It was the Vikings' longest offensive play of the game, a shot of adrenaline that was needed to revive an inept offense that was pulling the Purple to a third consecutive defeat.

Mullens was their lifeline on Sunday in a 3-0 victory over the Raiders — the first 3-0 game in the NFL since 2007 — that made retinas ache for all who watched Joshua Dobbs over the previous three and a half quarters. The Vikings have scored just one touchdown over their past two games; their offense needs to be seriously re-examined. Fortunately, their defense has not allowed a touchdown in their past two games.

At 7-6, the Vikings remain on track to reach the postseason as a wild card, but they were nearly derailed on Sunday because of their inability to find the end zone. When Mullens entered with 9 minutes, 10 seconds to play in the game, the many Vikings fans in attendance roared like Bono was taking the stage for a U2 concert at the Sphere across town.

Perhaps Mullens got the offense back on track. He reminded all of us that Hockenson and Jordan Addison were still on the field as he found them for nice gains. Mullens was 9-of-13 for 83 yards in that 9:10 and put the Vikings in position for Greg Joseph's winning 36-yard field goal with 1:57 to play.

Either Vikings coach Kevin O'Connell was a genius for waiting until the right moment to replace Dobbs with Mullens, or he gave too much leash to Dobbs. If you ask me, it's more the latter. There were thousands of people going all in at the various Las Vegas casinos. Why wait?

The "Where is Nick?" watch began in the second quarter after Dobbs went three-and-out for the third consecutive possession.

It was clear by then that the extra credit work Dobbs did during the bye week to improve his command of the offense — or his ability to execute the offense — did not yield the desired effects.

Then we reached halftime with the score tied at 0-0. Both Vikings fans and Raiders fans booed their teams as time wound down. It was a rare moment of unity between the Purple and the Silver and Black.

We had all discovered what it's like to cover Iowa football. Only worse, as Aidan O'Connell struggled to move the Raiders offense as well.

Surely Kevin O'Connell would make the call to the bullpen before the start of the third quarter. Mullens wasn't quite ready for action for the Nov. 27 game against the Bears, when Dobbs threw four interceptions, but he was ready if needed on Sunday. And he was needed.

At halftime, Dobbs was 5-for-11 for 40 yards for a 55.1 passer rating. He had been sacked four times for 37 yards, partially because of his indecisiveness in the pocket. It didn't help that Justin Jefferson left the game after taking a hard hit in the second quarter, and right tackle Brian O'Neill left a little later with a twisted ankle.
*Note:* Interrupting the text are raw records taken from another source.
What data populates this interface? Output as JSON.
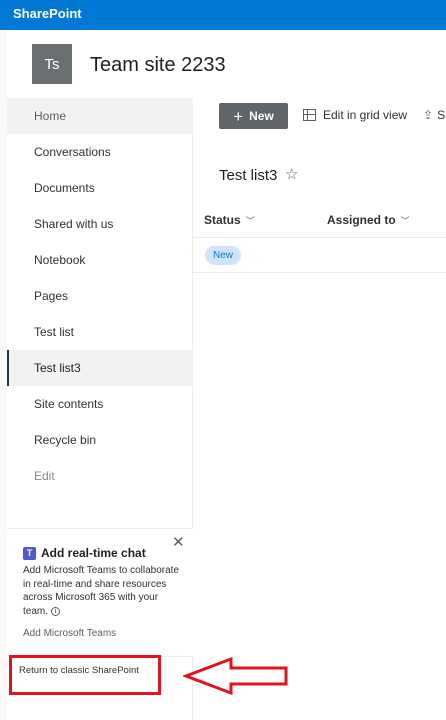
{
  "suite_bar": {
    "brand": "SharePoint"
  },
  "site": {
    "logo_initials": "Ts",
    "title": "Team site 2233"
  },
  "nav": {
    "items": [
      {
        "label": "Home"
      },
      {
        "label": "Conversations"
      },
      {
        "label": "Documents"
      },
      {
        "label": "Shared with us"
      },
      {
        "label": "Notebook"
      },
      {
        "label": "Pages"
      },
      {
        "label": "Test list"
      },
      {
        "label": "Test list3",
        "selected": true
      },
      {
        "label": "Site contents"
      },
      {
        "label": "Recycle bin"
      }
    ],
    "edit_label": "Edit"
  },
  "chat_card": {
    "title": "Add real-time chat",
    "body": "Add Microsoft Teams to collaborate in real-time and share resources across Microsoft 365 with your team.",
    "link": "Add Microsoft Teams",
    "close_glyph": "✕",
    "teams_glyph": "T"
  },
  "classic_link": "Return to classic SharePoint",
  "command_bar": {
    "new_label": "New",
    "new_glyph": "+",
    "grid_view_label": "Edit in grid view",
    "share_label": "S"
  },
  "list": {
    "title": "Test list3",
    "star_glyph": "☆",
    "columns": [
      {
        "label": "Status"
      },
      {
        "label": "Assigned to"
      }
    ],
    "rows": [
      {
        "status": "New"
      }
    ]
  },
  "colors": {
    "suite_bar": "#0078d4",
    "new_button": "#5f6569",
    "status_pill": "#cfe4fa",
    "annotation_red": "#e0131e"
  },
  "icons": {
    "chevron": "chevron-down-icon",
    "info": "info-icon",
    "star": "star-icon",
    "grid": "grid-view-icon",
    "share": "share-icon"
  }
}
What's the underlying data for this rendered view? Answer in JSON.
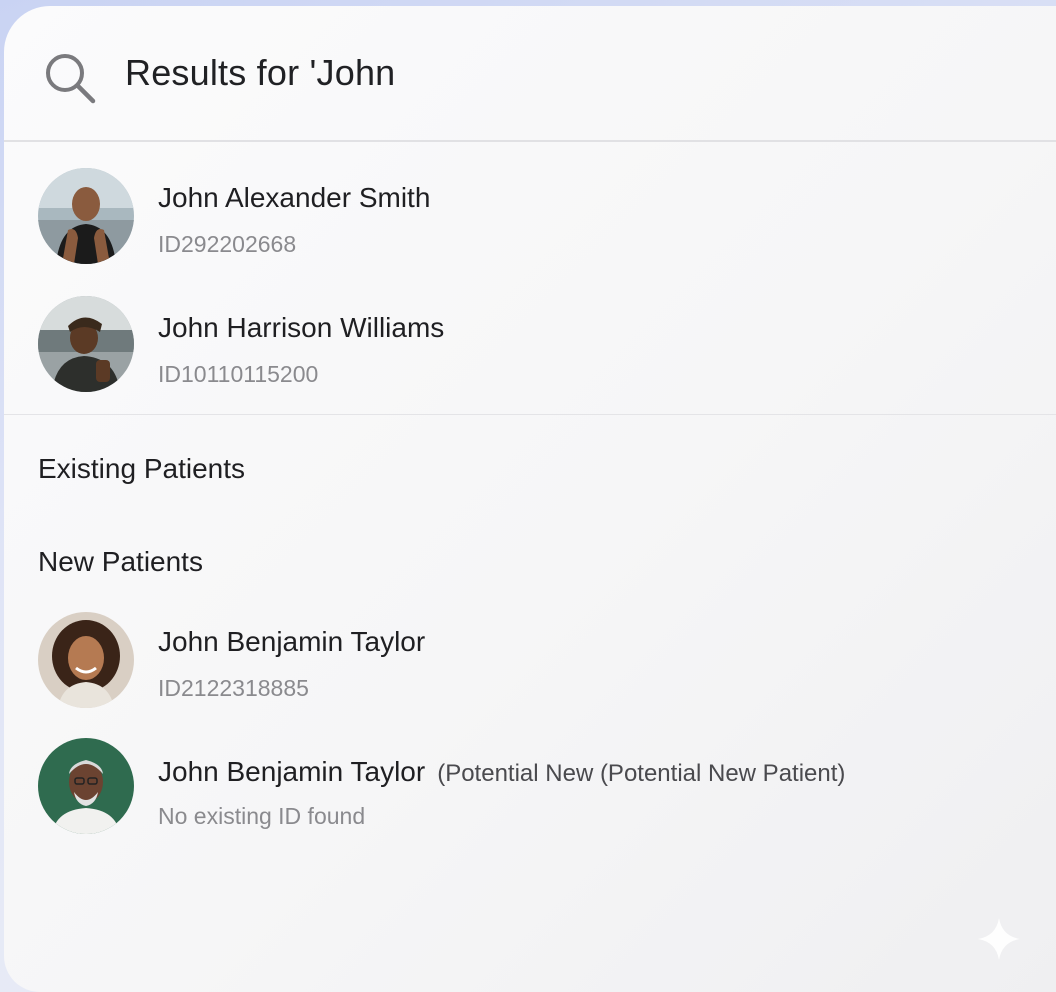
{
  "search": {
    "title": "Results for 'John",
    "icon": "search-icon"
  },
  "top_results": [
    {
      "name": "John Alexander Smith",
      "id": "ID292202668"
    },
    {
      "name": "John Harrison Williams",
      "id": "ID10110115200"
    }
  ],
  "sections": {
    "existing_label": "Existing Patients",
    "new_label": "New Patients"
  },
  "new_patients": [
    {
      "name": "John Benjamin Taylor",
      "id": "ID2122318885"
    },
    {
      "name": "John Benjamin Taylor",
      "tag": "(Potential New (Potential New Patient)",
      "id": "No existing ID found"
    }
  ],
  "colors": {
    "text_primary": "#1f1f22",
    "text_secondary": "#8a8a8e",
    "divider": "#e1e1e4"
  }
}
But the offense wasn't working with Dobbs under center. Mullens made it work once he entered the game.

O'Connell said after the game that he will wait to name a starting quarterback for Saturday's game against Cincinnati. It's hard to imagine it will be anyone other than Mullens. The only reason Dobbs might be considered is because the Vikings offensive line is battered and KOC might utilize Dobbs' ability to escape danger.

Mullens' arm can help the Vikings escape danger too. After the Vikings scored just 13 points over their past two games, it's time to make the switch.